(Task description): Make an exact reproduction of all the data.
--- START ---
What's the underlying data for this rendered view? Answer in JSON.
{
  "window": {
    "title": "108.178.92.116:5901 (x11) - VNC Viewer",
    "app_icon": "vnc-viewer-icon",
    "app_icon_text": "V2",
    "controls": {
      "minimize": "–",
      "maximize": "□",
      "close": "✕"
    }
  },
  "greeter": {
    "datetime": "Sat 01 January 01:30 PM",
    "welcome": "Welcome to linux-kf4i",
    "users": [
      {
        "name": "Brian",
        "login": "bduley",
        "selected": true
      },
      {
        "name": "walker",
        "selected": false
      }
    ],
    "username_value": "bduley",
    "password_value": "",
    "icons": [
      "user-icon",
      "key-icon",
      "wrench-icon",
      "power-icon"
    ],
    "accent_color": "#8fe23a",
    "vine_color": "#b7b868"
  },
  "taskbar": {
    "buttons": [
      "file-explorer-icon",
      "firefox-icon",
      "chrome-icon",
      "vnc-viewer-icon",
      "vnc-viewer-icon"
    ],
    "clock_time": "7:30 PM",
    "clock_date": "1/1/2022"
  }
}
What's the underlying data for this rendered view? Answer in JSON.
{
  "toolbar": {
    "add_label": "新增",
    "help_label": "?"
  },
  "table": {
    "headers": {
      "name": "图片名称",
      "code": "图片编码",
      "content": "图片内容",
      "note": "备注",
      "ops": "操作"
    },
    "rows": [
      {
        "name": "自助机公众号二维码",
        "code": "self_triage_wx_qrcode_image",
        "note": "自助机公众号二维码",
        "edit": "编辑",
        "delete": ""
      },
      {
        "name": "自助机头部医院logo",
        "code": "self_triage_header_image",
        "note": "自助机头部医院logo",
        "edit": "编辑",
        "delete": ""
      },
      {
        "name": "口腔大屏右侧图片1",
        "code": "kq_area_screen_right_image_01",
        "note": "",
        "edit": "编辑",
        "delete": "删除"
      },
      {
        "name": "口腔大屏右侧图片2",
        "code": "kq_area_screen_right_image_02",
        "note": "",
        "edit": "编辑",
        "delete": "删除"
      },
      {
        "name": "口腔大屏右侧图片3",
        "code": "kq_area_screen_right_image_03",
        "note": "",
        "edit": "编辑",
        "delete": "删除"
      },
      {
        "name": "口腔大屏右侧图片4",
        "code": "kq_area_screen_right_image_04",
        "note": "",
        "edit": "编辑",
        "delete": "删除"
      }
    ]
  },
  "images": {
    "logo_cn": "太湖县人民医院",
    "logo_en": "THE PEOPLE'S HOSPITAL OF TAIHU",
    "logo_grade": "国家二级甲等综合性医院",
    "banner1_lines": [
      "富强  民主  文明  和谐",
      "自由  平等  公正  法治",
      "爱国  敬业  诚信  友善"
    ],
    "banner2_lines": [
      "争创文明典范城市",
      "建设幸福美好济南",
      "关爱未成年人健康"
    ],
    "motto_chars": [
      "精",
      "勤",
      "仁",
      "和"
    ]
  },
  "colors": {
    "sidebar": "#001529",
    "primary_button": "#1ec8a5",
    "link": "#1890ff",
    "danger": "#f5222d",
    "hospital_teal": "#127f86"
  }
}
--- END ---
(Output for this exercise):
What's the underlying data for this rendered view? Answer in JSON.
{
  "window": {
    "title": "108.178.92.116:5901 (x11) - VNC Viewer",
    "app_icon": "vnc-viewer-icon",
    "app_icon_text": "V2",
    "controls": {
      "minimize": "–",
      "maximize": "□",
      "close": "✕"
    }
  },
  "greeter": {
    "datetime": "Sat 01 January 01:30 PM",
    "welcome": "Welcome to linux-kf4i",
    "users": [
      {
        "name": "Brian",
        "login": "bduley",
        "selected": true
      },
      {
        "name": "walker",
        "selected": false
      }
    ],
    "username_value": "bduley",
    "password_value": "",
    "icons": [
      "user-icon",
      "key-icon",
      "wrench-icon",
      "power-icon"
    ],
    "accent_color": "#8fe23a",
    "vine_color": "#b7b868"
  },
  "taskbar": {
    "buttons": [
      "file-explorer-icon",
      "firefox-icon",
      "chrome-icon",
      "vnc-viewer-icon",
      "vnc-viewer-icon"
    ],
    "clock_time": "7:30 PM",
    "clock_date": "1/1/2022"
  }
}
What's the underlying data for this rendered view? Answer in JSON.
{
  "toolbar": {
    "add_label": "新增",
    "help_label": "?"
  },
  "table": {
    "headers": {
      "name": "图片名称",
      "code": "图片编码",
      "content": "图片内容",
      "note": "备注",
      "ops": "操作"
    },
    "rows": [
      {
        "name": "自助机公众号二维码",
        "code": "self_triage_wx_qrcode_image",
        "note": "自助机公众号二维码",
        "edit": "编辑",
        "delete": ""
      },
      {
        "name": "自助机头部医院logo",
        "code": "self_triage_header_image",
        "note": "自助机头部医院logo",
        "edit": "编辑",
        "delete": ""
      },
      {
        "name": "口腔大屏右侧图片1",
        "code": "kq_area_screen_right_image_01",
        "note": "",
        "edit": "编辑",
        "delete": "删除"
      },
      {
        "name": "口腔大屏右侧图片2",
        "code": "kq_area_screen_right_image_02",
        "note": "",
        "edit": "编辑",
        "delete": "删除"
      },
      {
        "name": "口腔大屏右侧图片3",
        "code": "kq_area_screen_right_image_03",
        "note": "",
        "edit": "编辑",
        "delete": "删除"
      },
      {
        "name": "口腔大屏右侧图片4",
        "code": "kq_area_screen_right_image_04",
        "note": "",
        "edit": "编辑",
        "delete": "删除"
      }
    ]
  },
  "images": {
    "logo_cn": "太湖县人民医院",
    "logo_en": "THE PEOPLE'S HOSPITAL OF TAIHU",
    "logo_grade": "国家二级甲等综合性医院",
    "banner1_lines": [
      "富强  民主  文明  和谐",
      "自由  平等  公正  法治",
      "爱国  敬业  诚信  友善"
    ],
    "banner2_lines": [
      "争创文明典范城市",
      "建设幸福美好济南",
      "关爱未成年人健康"
    ],
    "motto_chars": [
      "精",
      "勤",
      "仁",
      "和"
    ]
  },
  "colors": {
    "sidebar": "#001529",
    "primary_button": "#1ec8a5",
    "link": "#1890ff",
    "danger": "#f5222d",
    "hospital_teal": "#127f86"
  }
}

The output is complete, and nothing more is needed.